- [Data to use]

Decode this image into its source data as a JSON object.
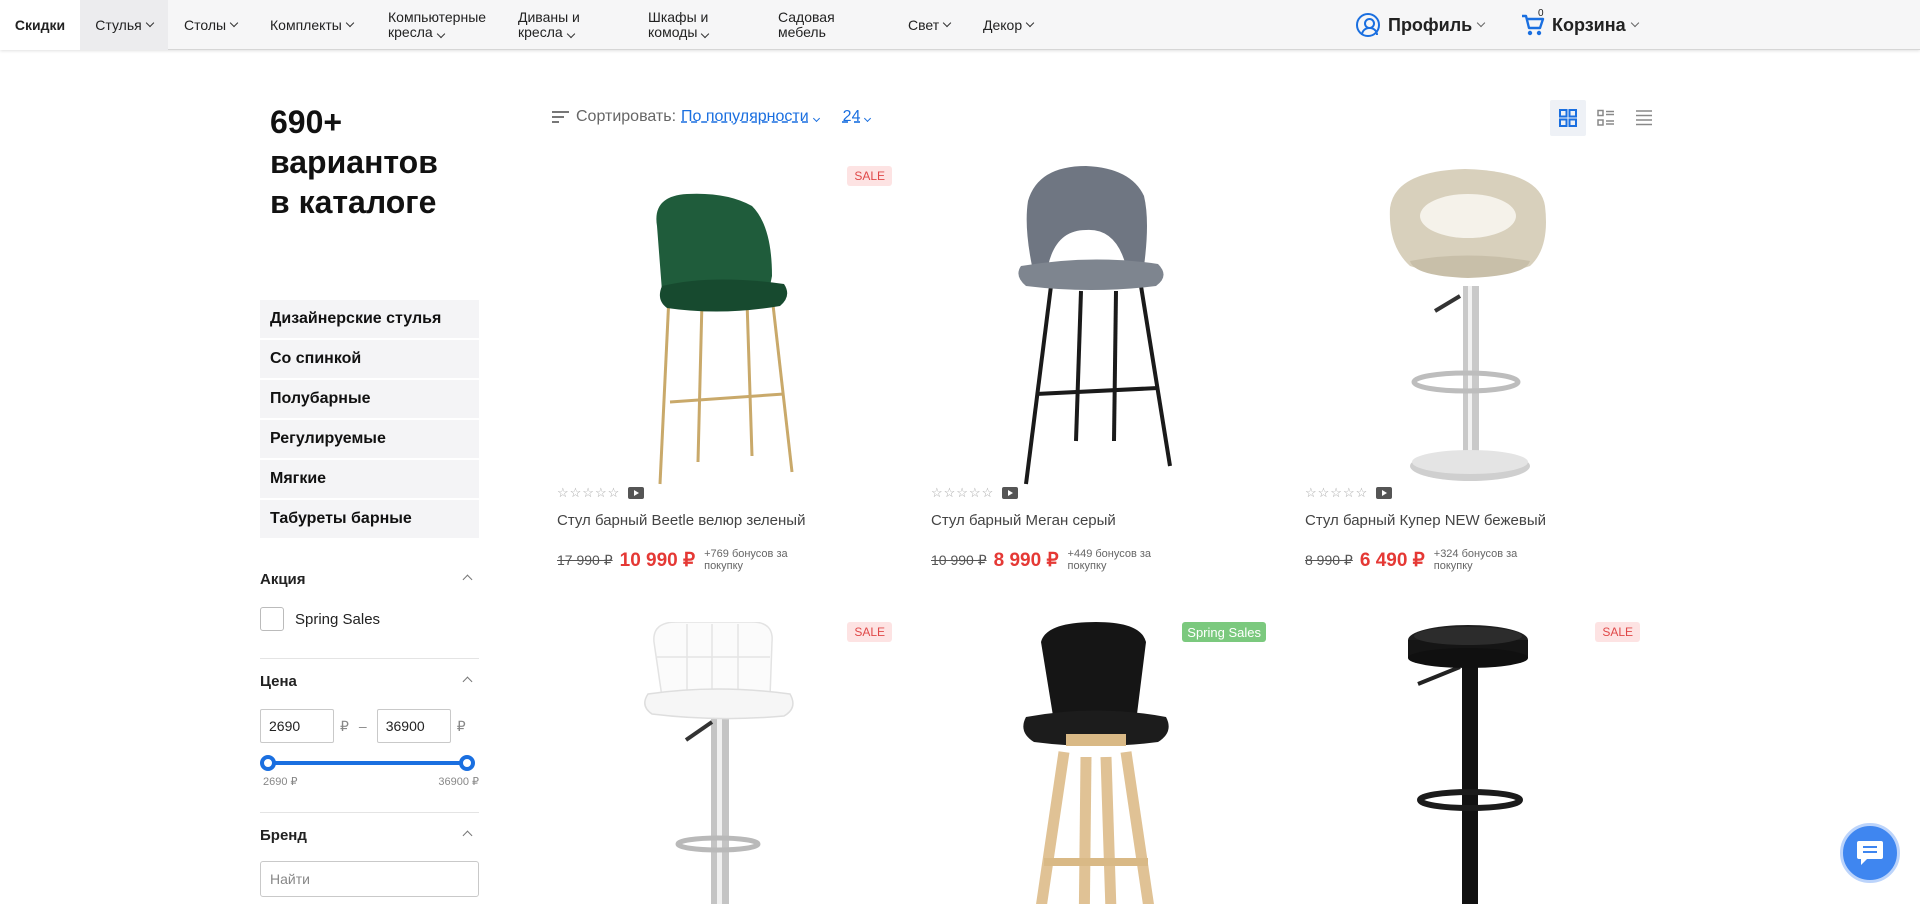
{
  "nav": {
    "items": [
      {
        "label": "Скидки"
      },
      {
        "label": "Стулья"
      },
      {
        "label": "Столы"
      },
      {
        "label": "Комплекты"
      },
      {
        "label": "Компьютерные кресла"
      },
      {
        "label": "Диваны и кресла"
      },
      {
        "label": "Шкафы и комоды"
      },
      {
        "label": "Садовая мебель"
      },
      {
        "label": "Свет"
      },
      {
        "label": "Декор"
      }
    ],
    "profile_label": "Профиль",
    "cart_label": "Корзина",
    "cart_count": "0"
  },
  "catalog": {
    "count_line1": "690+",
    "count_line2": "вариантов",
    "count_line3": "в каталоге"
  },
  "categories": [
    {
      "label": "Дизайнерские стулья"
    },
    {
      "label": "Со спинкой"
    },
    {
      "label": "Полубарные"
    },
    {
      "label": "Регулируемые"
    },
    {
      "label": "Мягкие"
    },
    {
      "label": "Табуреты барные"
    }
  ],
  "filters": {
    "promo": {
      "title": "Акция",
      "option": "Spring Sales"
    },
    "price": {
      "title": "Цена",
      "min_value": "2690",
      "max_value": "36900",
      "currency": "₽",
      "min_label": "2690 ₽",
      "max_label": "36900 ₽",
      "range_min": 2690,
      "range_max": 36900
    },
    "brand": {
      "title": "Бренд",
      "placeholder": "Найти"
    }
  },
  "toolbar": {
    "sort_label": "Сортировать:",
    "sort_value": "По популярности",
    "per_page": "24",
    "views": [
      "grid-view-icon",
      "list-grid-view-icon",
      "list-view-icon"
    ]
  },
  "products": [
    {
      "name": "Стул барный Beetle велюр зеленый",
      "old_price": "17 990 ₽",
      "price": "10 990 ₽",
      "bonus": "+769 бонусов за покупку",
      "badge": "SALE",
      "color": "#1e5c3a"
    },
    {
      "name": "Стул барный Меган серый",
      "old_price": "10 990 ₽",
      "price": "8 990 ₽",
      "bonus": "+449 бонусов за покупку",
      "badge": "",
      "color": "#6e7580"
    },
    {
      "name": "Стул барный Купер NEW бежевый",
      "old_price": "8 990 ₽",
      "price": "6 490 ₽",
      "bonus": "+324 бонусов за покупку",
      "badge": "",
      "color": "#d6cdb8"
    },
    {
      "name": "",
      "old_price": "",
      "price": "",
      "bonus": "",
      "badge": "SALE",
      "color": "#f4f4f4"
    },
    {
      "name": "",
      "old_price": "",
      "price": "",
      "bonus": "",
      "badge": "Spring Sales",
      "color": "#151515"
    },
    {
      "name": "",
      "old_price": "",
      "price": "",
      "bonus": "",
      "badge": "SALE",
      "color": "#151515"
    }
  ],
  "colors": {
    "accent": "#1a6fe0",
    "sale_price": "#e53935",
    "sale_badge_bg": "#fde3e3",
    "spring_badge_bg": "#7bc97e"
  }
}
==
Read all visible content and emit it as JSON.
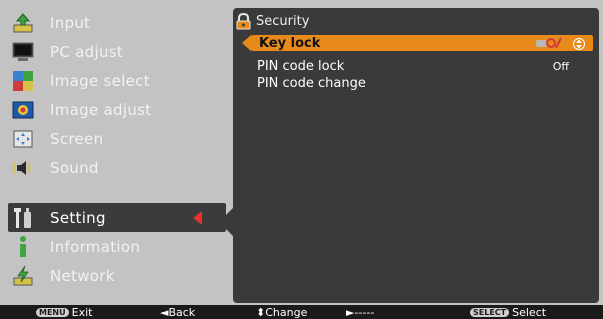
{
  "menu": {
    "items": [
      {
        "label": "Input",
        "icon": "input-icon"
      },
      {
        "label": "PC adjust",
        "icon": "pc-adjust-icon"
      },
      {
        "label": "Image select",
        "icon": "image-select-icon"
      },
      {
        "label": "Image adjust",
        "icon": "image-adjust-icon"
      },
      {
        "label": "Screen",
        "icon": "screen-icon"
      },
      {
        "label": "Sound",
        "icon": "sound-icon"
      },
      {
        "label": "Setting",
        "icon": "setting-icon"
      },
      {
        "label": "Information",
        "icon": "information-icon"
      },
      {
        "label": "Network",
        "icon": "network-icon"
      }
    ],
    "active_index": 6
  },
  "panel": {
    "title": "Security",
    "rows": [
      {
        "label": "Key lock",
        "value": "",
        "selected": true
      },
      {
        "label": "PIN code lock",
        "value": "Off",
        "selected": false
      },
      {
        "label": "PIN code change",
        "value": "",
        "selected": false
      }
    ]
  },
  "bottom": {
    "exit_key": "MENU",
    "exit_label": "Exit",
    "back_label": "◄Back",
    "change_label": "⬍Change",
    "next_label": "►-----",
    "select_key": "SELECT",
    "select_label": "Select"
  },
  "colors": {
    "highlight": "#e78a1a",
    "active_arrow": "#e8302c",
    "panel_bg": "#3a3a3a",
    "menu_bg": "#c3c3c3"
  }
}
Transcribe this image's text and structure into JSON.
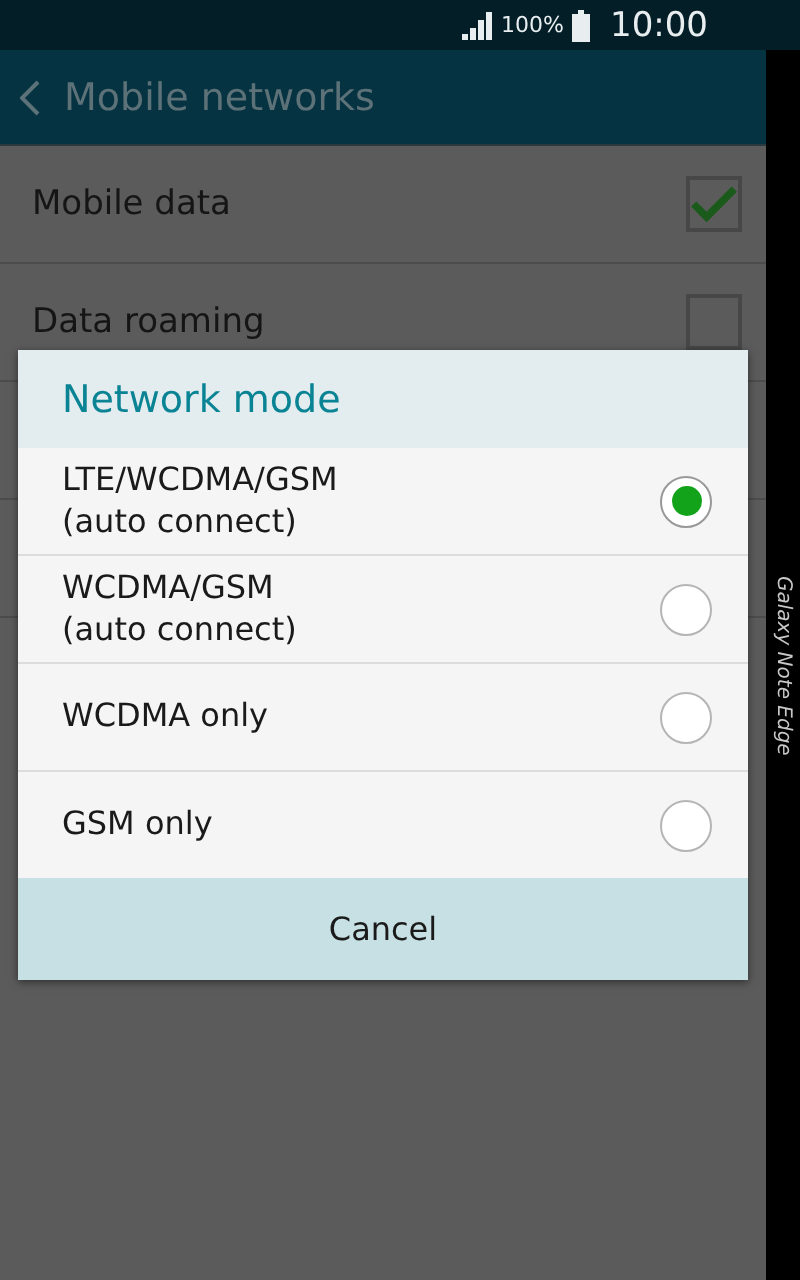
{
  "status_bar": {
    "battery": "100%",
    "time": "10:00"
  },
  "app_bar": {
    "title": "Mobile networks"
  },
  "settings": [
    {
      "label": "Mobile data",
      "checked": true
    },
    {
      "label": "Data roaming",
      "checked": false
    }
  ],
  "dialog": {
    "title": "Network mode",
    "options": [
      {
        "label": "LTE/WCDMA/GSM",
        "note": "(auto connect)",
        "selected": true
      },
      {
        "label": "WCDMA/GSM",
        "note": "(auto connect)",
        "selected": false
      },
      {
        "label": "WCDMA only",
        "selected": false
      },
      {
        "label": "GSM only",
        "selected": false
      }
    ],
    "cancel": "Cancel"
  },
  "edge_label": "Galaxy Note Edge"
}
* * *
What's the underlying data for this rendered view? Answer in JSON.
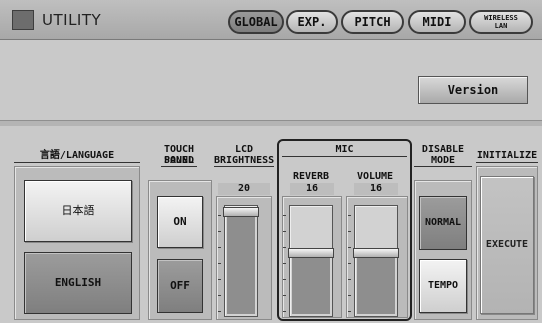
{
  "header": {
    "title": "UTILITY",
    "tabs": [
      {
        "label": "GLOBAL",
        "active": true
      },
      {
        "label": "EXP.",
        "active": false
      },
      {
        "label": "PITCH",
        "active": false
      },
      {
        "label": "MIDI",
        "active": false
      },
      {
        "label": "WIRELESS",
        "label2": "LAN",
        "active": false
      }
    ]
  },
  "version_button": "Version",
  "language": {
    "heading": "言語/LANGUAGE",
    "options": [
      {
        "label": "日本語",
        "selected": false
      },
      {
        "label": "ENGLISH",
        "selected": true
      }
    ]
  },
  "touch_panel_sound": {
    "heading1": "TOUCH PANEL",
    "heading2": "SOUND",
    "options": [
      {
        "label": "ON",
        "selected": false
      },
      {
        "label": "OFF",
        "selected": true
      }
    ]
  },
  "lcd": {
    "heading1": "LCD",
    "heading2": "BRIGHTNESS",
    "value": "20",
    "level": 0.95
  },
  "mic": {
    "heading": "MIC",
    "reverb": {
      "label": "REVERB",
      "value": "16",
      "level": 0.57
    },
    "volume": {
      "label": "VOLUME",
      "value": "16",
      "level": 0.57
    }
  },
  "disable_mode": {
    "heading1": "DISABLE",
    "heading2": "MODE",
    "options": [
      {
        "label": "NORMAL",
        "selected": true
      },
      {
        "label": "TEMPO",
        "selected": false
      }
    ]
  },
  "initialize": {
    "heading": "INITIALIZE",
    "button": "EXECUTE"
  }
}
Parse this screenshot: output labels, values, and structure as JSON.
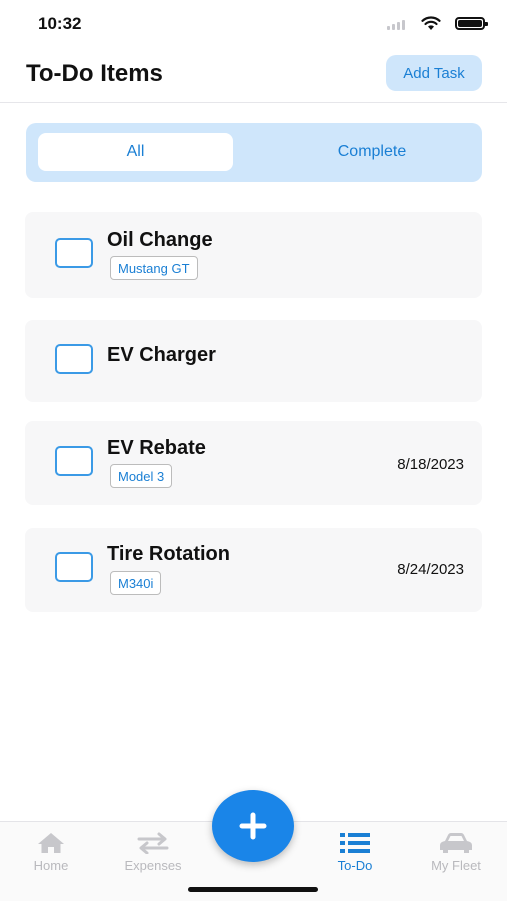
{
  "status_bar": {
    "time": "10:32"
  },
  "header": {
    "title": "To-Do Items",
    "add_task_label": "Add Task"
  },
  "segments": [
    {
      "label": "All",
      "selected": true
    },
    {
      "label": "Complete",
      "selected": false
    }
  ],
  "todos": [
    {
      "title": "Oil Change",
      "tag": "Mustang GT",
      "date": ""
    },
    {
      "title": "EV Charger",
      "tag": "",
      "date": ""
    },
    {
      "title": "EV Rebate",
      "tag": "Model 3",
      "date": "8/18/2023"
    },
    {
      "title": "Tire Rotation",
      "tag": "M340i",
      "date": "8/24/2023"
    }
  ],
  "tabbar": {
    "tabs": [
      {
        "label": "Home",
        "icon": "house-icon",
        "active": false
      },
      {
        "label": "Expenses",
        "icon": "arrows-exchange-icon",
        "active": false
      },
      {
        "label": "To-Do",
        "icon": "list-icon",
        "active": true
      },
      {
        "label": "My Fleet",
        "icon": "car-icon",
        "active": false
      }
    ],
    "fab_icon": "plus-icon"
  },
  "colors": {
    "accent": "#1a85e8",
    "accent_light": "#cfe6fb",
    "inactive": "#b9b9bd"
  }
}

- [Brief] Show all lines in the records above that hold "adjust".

- [Expected answer]
        "label": "PC adjust",
        "icon": "pc-adjust-icon"
        "label": "Image adjust",
        "icon": "image-adjust-icon"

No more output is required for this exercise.